Take from the listing each line that has the string "Schlafzimmer".

╔══

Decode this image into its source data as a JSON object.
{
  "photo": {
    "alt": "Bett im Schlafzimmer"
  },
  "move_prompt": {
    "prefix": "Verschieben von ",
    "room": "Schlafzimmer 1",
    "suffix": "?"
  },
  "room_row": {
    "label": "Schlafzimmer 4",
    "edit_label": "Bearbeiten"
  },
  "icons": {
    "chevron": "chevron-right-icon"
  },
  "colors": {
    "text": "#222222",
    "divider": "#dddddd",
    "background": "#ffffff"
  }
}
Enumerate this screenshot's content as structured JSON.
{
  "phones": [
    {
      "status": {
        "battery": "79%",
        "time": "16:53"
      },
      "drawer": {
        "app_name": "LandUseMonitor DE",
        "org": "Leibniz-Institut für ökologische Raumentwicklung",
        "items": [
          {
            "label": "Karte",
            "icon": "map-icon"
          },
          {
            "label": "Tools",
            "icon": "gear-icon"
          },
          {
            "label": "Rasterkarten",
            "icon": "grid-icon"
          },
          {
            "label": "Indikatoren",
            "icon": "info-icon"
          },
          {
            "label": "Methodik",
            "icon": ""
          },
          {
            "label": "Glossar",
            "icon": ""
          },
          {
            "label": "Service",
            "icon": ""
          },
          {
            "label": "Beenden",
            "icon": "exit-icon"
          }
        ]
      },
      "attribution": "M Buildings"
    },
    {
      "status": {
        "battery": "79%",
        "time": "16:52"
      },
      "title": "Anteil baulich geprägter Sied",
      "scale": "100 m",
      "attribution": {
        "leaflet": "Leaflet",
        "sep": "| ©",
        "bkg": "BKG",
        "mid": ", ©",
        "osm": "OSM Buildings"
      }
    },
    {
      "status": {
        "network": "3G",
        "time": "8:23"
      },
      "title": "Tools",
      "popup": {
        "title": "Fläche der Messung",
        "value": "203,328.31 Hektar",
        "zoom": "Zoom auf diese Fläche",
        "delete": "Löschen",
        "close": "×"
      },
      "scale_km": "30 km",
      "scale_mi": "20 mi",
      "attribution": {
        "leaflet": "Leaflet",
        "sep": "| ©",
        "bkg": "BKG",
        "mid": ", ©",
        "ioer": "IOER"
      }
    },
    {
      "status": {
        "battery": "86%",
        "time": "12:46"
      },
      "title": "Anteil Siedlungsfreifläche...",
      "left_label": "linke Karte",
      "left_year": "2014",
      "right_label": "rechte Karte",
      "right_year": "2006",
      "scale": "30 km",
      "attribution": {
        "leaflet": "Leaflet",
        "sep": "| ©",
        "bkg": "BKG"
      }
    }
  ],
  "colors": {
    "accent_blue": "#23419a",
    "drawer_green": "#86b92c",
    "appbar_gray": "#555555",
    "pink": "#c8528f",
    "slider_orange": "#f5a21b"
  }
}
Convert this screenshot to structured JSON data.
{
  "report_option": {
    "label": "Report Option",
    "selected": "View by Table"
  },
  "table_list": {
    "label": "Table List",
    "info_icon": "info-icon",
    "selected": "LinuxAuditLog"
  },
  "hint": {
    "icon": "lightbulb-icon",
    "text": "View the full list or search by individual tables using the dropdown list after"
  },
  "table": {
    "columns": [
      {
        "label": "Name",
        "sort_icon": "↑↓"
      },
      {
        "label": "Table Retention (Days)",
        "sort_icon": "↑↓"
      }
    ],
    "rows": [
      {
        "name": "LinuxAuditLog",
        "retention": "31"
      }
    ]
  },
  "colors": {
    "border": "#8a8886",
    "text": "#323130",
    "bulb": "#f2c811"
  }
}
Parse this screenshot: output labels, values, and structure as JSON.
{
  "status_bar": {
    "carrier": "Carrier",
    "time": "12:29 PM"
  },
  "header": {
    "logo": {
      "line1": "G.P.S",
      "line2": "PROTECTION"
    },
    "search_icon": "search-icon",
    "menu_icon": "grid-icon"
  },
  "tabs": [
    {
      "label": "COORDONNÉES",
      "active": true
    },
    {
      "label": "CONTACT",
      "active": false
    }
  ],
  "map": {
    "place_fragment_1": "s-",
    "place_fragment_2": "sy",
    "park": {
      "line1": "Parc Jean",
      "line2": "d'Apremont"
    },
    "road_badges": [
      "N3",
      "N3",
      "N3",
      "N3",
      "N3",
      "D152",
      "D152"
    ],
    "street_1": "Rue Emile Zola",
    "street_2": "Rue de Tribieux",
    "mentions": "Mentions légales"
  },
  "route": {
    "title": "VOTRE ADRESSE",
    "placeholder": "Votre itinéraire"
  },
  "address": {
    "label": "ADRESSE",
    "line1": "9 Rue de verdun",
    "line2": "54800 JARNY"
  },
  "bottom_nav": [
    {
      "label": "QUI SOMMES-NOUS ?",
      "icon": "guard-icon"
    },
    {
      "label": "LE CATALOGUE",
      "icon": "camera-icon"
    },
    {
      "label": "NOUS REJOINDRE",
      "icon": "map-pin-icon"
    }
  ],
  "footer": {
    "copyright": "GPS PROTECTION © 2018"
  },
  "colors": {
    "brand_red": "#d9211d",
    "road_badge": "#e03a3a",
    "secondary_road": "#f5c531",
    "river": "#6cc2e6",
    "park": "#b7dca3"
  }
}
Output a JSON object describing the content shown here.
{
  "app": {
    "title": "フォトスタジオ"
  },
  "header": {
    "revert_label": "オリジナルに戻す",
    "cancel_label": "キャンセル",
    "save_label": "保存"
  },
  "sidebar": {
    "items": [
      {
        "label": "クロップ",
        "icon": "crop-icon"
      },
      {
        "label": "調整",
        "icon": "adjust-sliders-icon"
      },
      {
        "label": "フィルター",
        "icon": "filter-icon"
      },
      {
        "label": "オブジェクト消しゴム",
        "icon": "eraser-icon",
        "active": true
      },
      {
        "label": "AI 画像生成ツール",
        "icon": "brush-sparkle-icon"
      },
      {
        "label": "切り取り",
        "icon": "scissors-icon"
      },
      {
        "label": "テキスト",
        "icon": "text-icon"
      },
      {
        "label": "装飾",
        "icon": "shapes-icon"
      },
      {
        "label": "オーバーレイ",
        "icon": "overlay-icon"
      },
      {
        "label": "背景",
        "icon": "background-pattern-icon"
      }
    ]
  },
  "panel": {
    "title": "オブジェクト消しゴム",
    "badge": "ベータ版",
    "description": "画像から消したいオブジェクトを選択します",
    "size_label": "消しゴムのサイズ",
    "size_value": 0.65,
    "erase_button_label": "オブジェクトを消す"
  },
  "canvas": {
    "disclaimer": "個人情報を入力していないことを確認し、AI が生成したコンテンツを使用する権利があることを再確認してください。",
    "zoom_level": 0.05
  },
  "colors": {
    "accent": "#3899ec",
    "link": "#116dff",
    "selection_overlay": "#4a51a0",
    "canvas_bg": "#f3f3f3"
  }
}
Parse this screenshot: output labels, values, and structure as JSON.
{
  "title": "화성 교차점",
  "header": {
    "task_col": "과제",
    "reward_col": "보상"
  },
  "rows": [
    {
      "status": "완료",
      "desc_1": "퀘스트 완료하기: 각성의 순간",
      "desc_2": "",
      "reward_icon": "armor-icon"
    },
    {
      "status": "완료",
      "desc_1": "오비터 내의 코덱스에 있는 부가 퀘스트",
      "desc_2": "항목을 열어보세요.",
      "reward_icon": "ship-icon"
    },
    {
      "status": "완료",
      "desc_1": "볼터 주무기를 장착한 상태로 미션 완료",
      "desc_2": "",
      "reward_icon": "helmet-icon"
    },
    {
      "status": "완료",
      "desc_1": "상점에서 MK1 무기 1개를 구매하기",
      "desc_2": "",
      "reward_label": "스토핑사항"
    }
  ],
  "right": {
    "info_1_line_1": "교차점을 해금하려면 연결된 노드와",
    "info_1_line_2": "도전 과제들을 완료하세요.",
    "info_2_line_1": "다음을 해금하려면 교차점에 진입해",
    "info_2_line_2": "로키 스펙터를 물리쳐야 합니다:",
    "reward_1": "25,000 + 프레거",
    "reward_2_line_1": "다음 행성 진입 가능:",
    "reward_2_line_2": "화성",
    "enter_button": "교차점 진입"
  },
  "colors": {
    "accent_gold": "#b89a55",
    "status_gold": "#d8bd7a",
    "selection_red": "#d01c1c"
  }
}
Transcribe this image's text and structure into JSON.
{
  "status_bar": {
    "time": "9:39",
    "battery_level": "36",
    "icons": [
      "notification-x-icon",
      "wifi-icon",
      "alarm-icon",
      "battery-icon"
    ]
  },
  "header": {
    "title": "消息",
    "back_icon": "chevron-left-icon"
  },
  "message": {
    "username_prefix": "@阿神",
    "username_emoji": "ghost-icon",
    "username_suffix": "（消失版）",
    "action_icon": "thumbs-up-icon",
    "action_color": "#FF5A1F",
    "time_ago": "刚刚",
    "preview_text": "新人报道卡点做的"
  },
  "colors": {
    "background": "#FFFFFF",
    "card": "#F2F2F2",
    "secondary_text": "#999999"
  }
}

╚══

-- SOLUTION BELOW --
    "alt": "Bett im Schlafzimmer"
    "room": "Schlafzimmer 1",
    "label": "Schlafzimmer 4",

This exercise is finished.